Kenneth Moody is a graduate of Virginia Tech’s engineering program headed for a transformative year in Taiwan.
His road started at Tidewater Community College.
Five years ago Moody was directionless until he started at TCC, where he worked his first job, met professors who remain mentors and graduated with an Associate of Science in Engineering.
“I had so much support at TCC – the support of just about every professor I had, which, if you think about it, is amazing,” Moody said. “The foundation and preparation I got were strong, without a doubt.”
Moody navigated hard times that began when his father lost his job the day after Kenneth graduated from Green Run High. The family lost their home and took refuge in a small car with little to eat beyond fast food and saltine crackers. A house in Portsmouth without heat, a refrigerator or furniture became home and the reality of an education became real when he visited the Portsmouth Campus.

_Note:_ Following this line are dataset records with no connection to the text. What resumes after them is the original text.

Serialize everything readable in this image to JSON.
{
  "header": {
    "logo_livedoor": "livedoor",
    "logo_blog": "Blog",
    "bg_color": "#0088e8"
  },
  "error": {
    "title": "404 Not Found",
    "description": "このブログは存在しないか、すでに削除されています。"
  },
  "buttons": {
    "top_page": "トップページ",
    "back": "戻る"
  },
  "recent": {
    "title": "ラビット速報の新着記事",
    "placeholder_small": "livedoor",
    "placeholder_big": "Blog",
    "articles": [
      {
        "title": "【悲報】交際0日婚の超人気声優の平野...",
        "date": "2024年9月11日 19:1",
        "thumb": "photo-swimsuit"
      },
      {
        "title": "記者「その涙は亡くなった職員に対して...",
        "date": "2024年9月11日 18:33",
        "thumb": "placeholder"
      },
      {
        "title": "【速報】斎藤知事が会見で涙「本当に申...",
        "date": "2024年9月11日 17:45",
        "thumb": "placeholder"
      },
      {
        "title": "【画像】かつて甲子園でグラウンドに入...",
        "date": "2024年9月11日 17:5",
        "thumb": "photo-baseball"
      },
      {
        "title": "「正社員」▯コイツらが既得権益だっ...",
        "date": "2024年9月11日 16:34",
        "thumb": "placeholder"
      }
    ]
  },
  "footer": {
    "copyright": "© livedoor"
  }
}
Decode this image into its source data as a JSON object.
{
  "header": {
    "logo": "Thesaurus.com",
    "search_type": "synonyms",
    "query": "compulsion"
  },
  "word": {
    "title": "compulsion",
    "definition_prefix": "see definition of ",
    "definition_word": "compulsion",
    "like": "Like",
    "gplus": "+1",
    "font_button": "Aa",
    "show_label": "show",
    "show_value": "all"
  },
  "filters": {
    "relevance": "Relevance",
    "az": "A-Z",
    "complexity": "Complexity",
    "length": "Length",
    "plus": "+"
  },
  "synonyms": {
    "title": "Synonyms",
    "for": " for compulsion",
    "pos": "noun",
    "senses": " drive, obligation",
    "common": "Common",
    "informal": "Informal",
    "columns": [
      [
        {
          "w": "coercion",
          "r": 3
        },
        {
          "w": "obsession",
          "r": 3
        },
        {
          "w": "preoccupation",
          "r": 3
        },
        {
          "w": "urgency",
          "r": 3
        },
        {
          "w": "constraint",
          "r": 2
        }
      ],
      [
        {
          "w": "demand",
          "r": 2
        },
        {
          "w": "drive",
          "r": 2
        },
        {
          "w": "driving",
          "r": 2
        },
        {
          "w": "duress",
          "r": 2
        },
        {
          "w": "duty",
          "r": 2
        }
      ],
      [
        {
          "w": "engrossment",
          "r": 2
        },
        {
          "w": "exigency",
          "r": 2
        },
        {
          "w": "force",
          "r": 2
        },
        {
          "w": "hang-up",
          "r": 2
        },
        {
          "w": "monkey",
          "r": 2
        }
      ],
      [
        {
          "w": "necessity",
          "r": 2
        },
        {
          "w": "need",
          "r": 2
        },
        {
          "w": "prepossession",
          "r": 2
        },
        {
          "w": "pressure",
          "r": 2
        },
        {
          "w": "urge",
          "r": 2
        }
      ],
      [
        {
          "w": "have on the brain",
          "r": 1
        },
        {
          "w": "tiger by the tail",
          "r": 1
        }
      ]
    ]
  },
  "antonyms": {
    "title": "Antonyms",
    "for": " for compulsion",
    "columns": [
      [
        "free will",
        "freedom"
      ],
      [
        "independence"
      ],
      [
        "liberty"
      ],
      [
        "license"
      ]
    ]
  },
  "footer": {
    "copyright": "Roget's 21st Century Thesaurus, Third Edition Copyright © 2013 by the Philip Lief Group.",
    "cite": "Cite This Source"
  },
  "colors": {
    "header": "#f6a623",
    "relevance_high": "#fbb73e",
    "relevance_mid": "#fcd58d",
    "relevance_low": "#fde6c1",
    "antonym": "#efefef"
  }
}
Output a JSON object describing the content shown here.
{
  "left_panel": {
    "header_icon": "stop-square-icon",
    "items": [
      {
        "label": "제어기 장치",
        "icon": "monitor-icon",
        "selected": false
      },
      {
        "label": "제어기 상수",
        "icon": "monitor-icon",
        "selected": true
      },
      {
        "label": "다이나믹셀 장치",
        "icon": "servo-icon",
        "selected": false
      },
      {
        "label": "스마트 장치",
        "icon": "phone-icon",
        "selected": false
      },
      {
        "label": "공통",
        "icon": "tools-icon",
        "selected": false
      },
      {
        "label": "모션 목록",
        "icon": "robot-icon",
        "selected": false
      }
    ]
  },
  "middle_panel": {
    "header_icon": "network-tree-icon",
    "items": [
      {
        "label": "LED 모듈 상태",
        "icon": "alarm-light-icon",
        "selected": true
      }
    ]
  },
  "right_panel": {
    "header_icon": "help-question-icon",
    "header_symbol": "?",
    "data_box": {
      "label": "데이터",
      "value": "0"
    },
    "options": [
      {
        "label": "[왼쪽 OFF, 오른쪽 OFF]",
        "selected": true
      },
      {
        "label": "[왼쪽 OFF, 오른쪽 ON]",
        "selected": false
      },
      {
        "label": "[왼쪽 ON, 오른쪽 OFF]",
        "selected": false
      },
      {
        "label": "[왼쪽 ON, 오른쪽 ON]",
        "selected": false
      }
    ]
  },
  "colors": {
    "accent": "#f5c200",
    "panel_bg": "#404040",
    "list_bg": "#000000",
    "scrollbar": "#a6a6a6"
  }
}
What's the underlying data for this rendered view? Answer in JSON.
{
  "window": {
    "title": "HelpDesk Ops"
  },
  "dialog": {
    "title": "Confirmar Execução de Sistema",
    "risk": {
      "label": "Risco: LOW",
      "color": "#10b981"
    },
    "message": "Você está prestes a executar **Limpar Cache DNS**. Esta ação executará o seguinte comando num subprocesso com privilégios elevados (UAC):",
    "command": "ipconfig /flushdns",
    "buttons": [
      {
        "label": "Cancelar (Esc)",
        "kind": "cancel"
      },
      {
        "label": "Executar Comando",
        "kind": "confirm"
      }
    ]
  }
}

Moody was a math whiz – imagine scoring a 5 on an AP calculus test – and financial aid covered his tuition. He became president of Mu Alpha Theta, the math honor society, and reveled in tutoring struggling students at TCC’s Learning Assistance Center.
“That was the first job I ever had,” he said. “I never knew what it was like to communicate with coworkers and build that rapport and then, at the same time, I learned to communicate with students I was helping.”
Those were skills that he found immeasurably helpful at Virginia Tech, where initially he was stumped by a more formal environment with faculty than the community feel he found at TCC.
“I’m not that social and at Tech I learned I needed to take the initiative,” Moody said. “Once I started building relationships and networking, I was successful.”
Moody went to Tech with the intention of working as a mechanical engineer in automobile safety. He also pursued his love of languages by learning Mandarin Chinese, a skill he serendipitously realized could impact his career.
While completing a postgraduate summer research project in material science, he found his Mandarin skills useful in translating documents. When the opportunity arose to study Mandarin for a year at National Taiwan Normal University, Moody jumped at it. What he thought was little more than a hobby evolved into a marketable skill to potential employers with business ties abroad. A partial scholarship will help cover costs.
“I’m really excited for the opportunity,” Moody said.
Moody, who just arrived in Taipei, said TCC will always be special a special place for him, noting, “I definitely have TCC roots. There was so much going on around me when I was going to TCC. Going to class, I always had a cloud of doubt around me. The support TCC gives students is really invaluable.”